All of the entries below must be copied out exactly.
══ DATA SUPPLIED ══
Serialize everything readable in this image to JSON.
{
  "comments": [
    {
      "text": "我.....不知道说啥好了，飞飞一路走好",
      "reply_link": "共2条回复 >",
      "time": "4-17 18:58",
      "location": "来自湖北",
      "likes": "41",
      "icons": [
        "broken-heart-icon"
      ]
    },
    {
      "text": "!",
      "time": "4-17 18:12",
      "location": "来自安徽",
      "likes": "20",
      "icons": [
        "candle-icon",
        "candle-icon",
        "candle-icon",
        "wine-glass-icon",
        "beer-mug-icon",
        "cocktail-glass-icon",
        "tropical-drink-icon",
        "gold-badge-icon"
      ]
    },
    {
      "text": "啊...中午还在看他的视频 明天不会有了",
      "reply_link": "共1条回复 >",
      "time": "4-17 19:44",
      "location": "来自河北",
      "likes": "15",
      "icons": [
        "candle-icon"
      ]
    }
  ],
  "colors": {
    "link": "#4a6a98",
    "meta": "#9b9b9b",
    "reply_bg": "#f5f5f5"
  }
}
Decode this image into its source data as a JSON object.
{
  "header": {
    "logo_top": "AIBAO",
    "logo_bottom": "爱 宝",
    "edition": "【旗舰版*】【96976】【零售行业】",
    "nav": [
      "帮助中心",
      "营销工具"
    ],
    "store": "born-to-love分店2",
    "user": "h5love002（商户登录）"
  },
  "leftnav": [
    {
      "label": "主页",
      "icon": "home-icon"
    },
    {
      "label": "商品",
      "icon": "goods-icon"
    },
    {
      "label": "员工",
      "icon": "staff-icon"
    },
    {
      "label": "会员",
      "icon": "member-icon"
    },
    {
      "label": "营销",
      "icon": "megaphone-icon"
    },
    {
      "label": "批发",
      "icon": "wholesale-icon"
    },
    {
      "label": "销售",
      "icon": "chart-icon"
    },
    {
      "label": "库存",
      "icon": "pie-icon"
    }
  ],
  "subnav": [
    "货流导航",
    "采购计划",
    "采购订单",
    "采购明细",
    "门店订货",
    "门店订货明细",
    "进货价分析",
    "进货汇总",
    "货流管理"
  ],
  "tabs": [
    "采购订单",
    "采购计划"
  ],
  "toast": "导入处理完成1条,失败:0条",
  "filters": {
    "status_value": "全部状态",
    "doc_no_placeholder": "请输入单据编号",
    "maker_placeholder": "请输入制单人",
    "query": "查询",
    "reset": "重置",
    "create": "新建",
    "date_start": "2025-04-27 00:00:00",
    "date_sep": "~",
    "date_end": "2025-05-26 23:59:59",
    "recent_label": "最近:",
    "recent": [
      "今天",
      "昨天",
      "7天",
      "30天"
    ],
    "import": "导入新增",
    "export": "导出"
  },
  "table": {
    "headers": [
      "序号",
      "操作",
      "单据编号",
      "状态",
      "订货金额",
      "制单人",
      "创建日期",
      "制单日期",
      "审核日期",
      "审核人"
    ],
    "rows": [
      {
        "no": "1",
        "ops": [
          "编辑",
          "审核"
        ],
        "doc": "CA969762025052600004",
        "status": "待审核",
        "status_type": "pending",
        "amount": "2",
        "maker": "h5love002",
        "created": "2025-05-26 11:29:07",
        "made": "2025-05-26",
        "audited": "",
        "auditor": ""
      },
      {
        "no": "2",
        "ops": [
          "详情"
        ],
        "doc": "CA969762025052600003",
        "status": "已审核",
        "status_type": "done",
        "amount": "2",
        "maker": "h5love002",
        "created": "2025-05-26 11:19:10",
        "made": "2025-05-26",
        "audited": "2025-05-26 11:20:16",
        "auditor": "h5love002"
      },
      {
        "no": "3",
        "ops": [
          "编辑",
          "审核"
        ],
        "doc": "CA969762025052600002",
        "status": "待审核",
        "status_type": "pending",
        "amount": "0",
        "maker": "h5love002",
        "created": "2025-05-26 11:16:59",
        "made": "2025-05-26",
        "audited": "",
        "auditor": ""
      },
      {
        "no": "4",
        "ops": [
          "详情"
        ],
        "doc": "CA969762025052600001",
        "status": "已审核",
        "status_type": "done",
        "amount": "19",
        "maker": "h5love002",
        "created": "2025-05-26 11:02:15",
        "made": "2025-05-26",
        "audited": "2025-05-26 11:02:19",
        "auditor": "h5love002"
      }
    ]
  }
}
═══
TASK RESPONSE
Serialize everything readable in this image to JSON.
{
  "comments": [
    {
      "text": "我.....不知道说啥好了，飞飞一路走好",
      "reply_link": "共2条回复 >",
      "time": "4-17 18:58",
      "location": "来自湖北",
      "likes": "41",
      "icons": [
        "broken-heart-icon"
      ]
    },
    {
      "text": "!",
      "time": "4-17 18:12",
      "location": "来自安徽",
      "likes": "20",
      "icons": [
        "candle-icon",
        "candle-icon",
        "candle-icon",
        "wine-glass-icon",
        "beer-mug-icon",
        "cocktail-glass-icon",
        "tropical-drink-icon",
        "gold-badge-icon"
      ]
    },
    {
      "text": "啊...中午还在看他的视频 明天不会有了",
      "reply_link": "共1条回复 >",
      "time": "4-17 19:44",
      "location": "来自河北",
      "likes": "15",
      "icons": [
        "candle-icon"
      ]
    }
  ],
  "colors": {
    "link": "#4a6a98",
    "meta": "#9b9b9b",
    "reply_bg": "#f5f5f5"
  }
}
Decode this image into its source data as a JSON object.
{
  "header": {
    "logo_top": "AIBAO",
    "logo_bottom": "爱 宝",
    "edition": "【旗舰版*】【96976】【零售行业】",
    "nav": [
      "帮助中心",
      "营销工具"
    ],
    "store": "born-to-love分店2",
    "user": "h5love002（商户登录）"
  },
  "leftnav": [
    {
      "label": "主页",
      "icon": "home-icon"
    },
    {
      "label": "商品",
      "icon": "goods-icon"
    },
    {
      "label": "员工",
      "icon": "staff-icon"
    },
    {
      "label": "会员",
      "icon": "member-icon"
    },
    {
      "label": "营销",
      "icon": "megaphone-icon"
    },
    {
      "label": "批发",
      "icon": "wholesale-icon"
    },
    {
      "label": "销售",
      "icon": "chart-icon"
    },
    {
      "label": "库存",
      "icon": "pie-icon"
    }
  ],
  "subnav": [
    "货流导航",
    "采购计划",
    "采购订单",
    "采购明细",
    "门店订货",
    "门店订货明细",
    "进货价分析",
    "进货汇总",
    "货流管理"
  ],
  "tabs": [
    "采购订单",
    "采购计划"
  ],
  "toast": "导入处理完成1条,失败:0条",
  "filters": {
    "status_value": "全部状态",
    "doc_no_placeholder": "请输入单据编号",
    "maker_placeholder": "请输入制单人",
    "query": "查询",
    "reset": "重置",
    "create": "新建",
    "date_start": "2025-04-27 00:00:00",
    "date_sep": "~",
    "date_end": "2025-05-26 23:59:59",
    "recent_label": "最近:",
    "recent": [
      "今天",
      "昨天",
      "7天",
      "30天"
    ],
    "import": "导入新增",
    "export": "导出"
  },
  "table": {
    "headers": [
      "序号",
      "操作",
      "单据编号",
      "状态",
      "订货金额",
      "制单人",
      "创建日期",
      "制单日期",
      "审核日期",
      "审核人"
    ],
    "rows": [
      {
        "no": "1",
        "ops": [
          "编辑",
          "审核"
        ],
        "doc": "CA969762025052600004",
        "status": "待审核",
        "status_type": "pending",
        "amount": "2",
        "maker": "h5love002",
        "created": "2025-05-26 11:29:07",
        "made": "2025-05-26",
        "audited": "",
        "auditor": ""
      },
      {
        "no": "2",
        "ops": [
          "详情"
        ],
        "doc": "CA969762025052600003",
        "status": "已审核",
        "status_type": "done",
        "amount": "2",
        "maker": "h5love002",
        "created": "2025-05-26 11:19:10",
        "made": "2025-05-26",
        "audited": "2025-05-26 11:20:16",
        "auditor": "h5love002"
      },
      {
        "no": "3",
        "ops": [
          "编辑",
          "审核"
        ],
        "doc": "CA969762025052600002",
        "status": "待审核",
        "status_type": "pending",
        "amount": "0",
        "maker": "h5love002",
        "created": "2025-05-26 11:16:59",
        "made": "2025-05-26",
        "audited": "",
        "auditor": ""
      },
      {
        "no": "4",
        "ops": [
          "详情"
        ],
        "doc": "CA969762025052600001",
        "status": "已审核",
        "status_type": "done",
        "amount": "19",
        "maker": "h5love002",
        "created": "2025-05-26 11:02:15",
        "made": "2025-05-26",
        "audited": "2025-05-26 11:02:19",
        "auditor": "h5love002"
      }
    ]
  }
}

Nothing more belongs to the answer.